Do flowers grow up to the heavens?
A retired married couple from Denmark would probably think so. A couple of years back they bought a little painting of some flowers at a local flea market for about EUR 30. The wife collected floral paintings. After it had hung on their wall for a couple of years the couple became curious to know more about the picture that was so beautifully painted and even signed. So they approached Lauritz.com. Here they were told that the work was painted by the German painter Gabriele Münter (1877-1962). The couple were bowled over when Lauritz.com valued the little painting, measuring just 23 x 30cm, at almost EUR 30,000. But their surprise became even greater when after hectic bidding activity in the final minutes of the auction the painting ended up reaching a sky-high EUR 77,000. The buyer was from Sweden, so the painting has come to see a bit of Europe despite its diminutive size!

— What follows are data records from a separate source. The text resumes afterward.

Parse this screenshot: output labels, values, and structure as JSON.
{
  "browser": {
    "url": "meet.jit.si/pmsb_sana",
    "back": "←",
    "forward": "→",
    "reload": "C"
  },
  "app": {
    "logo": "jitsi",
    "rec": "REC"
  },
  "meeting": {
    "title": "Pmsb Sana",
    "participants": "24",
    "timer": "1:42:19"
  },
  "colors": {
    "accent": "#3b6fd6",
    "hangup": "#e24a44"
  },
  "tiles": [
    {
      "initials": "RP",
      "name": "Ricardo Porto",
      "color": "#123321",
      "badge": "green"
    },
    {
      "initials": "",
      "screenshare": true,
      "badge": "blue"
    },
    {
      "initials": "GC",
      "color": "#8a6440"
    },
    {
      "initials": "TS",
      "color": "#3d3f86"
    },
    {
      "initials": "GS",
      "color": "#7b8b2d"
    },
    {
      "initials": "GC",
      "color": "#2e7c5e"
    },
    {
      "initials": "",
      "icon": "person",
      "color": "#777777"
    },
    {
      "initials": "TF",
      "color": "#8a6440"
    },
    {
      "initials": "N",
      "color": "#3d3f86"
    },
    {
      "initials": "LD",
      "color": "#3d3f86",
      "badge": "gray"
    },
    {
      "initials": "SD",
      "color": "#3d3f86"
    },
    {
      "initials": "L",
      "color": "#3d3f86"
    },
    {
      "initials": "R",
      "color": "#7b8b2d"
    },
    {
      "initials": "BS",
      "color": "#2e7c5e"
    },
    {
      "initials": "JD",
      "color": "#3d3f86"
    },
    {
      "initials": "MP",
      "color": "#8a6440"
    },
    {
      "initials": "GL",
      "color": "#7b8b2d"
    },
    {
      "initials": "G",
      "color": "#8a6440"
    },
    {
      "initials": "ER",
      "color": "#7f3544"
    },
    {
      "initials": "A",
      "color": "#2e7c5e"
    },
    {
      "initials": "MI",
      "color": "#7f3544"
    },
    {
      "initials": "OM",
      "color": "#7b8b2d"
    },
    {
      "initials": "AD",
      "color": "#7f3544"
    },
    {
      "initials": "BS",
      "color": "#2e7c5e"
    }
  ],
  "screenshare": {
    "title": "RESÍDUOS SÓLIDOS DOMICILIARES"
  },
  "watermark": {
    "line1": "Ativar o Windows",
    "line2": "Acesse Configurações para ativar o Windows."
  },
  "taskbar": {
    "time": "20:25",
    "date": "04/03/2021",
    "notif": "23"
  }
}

Already as a young girl, Gabriele Münter received private tuition in drawing and later went to a local art school for women. In 1901 Münter began to attend the Phalanx School in Munich, where she met Wassily Kandinsky (1866-1944) who was president of Phalanx. Meeting Kandinsky played a significant role in Münter’s artistic development and later their relationship became more equal, resulting in their engagement. In 1911 Münter and Kandinsky co-founded the famous German movement Der Blaue Reiter.
When WWI broke out in 1914, Kandinsky and Münter fled to Switzerland, and later the same year Kandinsky was forced to return to his homeland, Russia. In 1915, Münter went to Stockholm, where by virtue of Sweden’s neutrality she was reunited with Kandinsky in the early months of 1916. This turned out to be their last meeting. Kandinsky returned to Moscow, where he married Nina Andreevsky. Münter remained in Scandinavia until 1920, where she moved in circles with artists such as Carl Palme (1879-1960), Isaac Grünewald (1889-1946) and Sigrid Hjerten (1885-1948). During Münter’s time in Scandinavia she exhibited e.g. at Liljevalchs Konsthal, 1917, and in 1918 she had a big exhibition at Den Frie in Copenhagen.